I am unreservedly delighted at Jeremy Corbyn’s election. He made a quite excellent speech, specifically rejecting an attack on Syria, marketization in the NHS and the new anti-union legislation. Hopefully the scale of his victory will give pause to the Blairites who will realise they are not as all-important as they thought.
There is no doubt whatsoever that the vast majority of the Labour establishment, as represented by the people in that hall, are hostile to Corbyn. The question now is whether Corbyn can overhaul party mechanisms in such a way as to bring the opinions of the membership to bear on policy and override that right wing “elite” who have been in charge of the party.

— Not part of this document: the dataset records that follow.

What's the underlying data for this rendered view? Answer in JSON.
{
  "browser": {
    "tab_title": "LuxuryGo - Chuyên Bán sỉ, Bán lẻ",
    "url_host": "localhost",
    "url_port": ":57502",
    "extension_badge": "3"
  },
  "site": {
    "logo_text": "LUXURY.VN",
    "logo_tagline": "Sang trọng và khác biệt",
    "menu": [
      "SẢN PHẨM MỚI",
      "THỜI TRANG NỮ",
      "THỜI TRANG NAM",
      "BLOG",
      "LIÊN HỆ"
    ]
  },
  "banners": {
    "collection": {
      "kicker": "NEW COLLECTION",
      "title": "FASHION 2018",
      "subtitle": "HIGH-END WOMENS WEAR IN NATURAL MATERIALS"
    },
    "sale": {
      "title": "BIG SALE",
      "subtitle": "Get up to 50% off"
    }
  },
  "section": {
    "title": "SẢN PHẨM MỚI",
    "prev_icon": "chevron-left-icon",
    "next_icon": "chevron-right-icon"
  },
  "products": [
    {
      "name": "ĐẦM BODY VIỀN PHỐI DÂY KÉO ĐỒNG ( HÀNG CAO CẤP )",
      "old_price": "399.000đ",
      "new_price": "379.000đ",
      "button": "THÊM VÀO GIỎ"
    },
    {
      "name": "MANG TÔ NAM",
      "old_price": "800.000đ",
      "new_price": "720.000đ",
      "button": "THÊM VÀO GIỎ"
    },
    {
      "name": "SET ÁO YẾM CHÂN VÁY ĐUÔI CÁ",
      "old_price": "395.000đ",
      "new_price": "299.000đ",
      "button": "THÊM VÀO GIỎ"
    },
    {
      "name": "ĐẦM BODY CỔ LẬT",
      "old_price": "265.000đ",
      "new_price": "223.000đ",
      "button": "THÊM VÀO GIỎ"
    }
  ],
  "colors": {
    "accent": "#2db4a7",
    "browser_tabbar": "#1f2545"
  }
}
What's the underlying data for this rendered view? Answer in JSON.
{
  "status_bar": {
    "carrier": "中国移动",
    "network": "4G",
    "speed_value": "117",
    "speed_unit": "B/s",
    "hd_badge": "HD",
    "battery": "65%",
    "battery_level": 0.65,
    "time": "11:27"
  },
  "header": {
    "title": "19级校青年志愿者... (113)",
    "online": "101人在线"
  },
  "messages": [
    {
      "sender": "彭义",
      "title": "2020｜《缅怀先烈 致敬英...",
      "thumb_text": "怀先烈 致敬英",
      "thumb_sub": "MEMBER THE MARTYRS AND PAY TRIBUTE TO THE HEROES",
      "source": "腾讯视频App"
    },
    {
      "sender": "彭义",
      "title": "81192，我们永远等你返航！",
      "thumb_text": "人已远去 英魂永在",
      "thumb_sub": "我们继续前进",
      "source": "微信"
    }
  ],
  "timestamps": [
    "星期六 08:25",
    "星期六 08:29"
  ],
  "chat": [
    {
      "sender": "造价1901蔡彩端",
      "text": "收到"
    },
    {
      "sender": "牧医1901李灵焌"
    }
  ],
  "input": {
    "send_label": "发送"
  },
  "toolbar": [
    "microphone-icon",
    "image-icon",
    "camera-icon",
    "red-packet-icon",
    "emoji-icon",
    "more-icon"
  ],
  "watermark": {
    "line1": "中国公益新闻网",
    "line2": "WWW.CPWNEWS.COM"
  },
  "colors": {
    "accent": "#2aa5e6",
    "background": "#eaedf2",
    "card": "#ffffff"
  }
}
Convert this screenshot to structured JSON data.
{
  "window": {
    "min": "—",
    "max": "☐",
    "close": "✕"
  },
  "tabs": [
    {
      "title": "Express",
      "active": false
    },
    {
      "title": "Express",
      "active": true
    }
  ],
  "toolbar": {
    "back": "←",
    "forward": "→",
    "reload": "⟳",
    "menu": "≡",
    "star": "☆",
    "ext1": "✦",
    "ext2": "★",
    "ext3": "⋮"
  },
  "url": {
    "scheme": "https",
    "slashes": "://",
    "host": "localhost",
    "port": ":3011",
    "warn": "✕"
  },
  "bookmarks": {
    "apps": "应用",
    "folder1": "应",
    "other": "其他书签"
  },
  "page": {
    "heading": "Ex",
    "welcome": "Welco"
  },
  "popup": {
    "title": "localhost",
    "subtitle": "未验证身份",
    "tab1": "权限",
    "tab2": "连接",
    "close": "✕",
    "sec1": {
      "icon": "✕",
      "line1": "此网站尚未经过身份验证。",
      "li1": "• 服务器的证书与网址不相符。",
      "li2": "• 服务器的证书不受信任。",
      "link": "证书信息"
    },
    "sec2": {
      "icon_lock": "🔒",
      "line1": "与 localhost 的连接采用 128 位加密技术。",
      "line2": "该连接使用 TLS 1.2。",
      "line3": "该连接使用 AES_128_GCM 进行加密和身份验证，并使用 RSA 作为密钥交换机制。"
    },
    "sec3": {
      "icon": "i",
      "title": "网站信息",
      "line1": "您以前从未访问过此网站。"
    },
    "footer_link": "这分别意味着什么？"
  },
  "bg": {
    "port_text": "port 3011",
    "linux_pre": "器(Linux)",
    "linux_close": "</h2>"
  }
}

The first few weeks are key. Most Blairites are above all careerists. If they think Corbyn can carry through his personal dominance into control of policy and party mechanisms, then many of the Blairites will look at their constituency members and suddenly discover they had left-wing principles after all. If the Blairites think that a resistance and undermining campaign against Corbyn will succeed (and there will certainly be one), they will go for that. In short, most “Blairites” are out for themselves and will join what they perceive will be the winning side Corbyn’s winning margin, and the fact he won overwhelmingly among full members, gives him a very strong base.
I have shared anti-war and pro-Palestinian platforms with Jeremy, and have the greatest respect for him. I also expect that he will have the strength to stand against both the smothering blandishments and the attacks of the neo-con establishment. The “Corbyn’s election is a disaster” narrative is being pushed by the BBC relentlessly in every question and comment – for example they just asked Ed Miliband “In retrospect was it a mistake for you to resign the day after the election?”, the clear sub-text being that Corbyn’s election was undesirable.
Ever since I realised that Blair’s New Labour was entirely subservient to the neo-con agenda I have regarded Labour as the enemy, as a fake opposition so close to the Tories as to make no difference. I viewed its leadership as utterly unscrupulous careerists fully signed up to a vicious pro-wealthy agenda at home and completely subservient to US/Israeli foreign policy abroad. This new careerism tied in very nicely with a pre-existing rotten borough corruption in Scotland and Northern England. I utterly detested the Labour Party.
So it is difficult for me to find the Labour Party led by a man whom I know, nuch respect, and with whom I disagree on almost nothing except Scottish independence. I also continue to believe that once consolidated, Jeremy will make it clear he has no hostility to Scottish independence and will support a second referendum whenever the Scottish government wants it.
But the problem is that the Labour Party hierarchy, and particularly their parliamentary party, is still full of people who are neo-cons, Red Tories, appallingly corrupt, careerists and in several cases war criminals. To know what attitude to adopt to the Labour Party must depend on how the battle for control of the party pans out. The scale of Corbyn’s victory, and the total rejection of the direct interference of Tony Blair, give Corbyn a great start. Those Blairite bastions – the Guardian and the BBC – are spluttering incoherently.
Jeremy Corbyn has just won the battle for party leadership. But the battle for control of the Labour Party just started.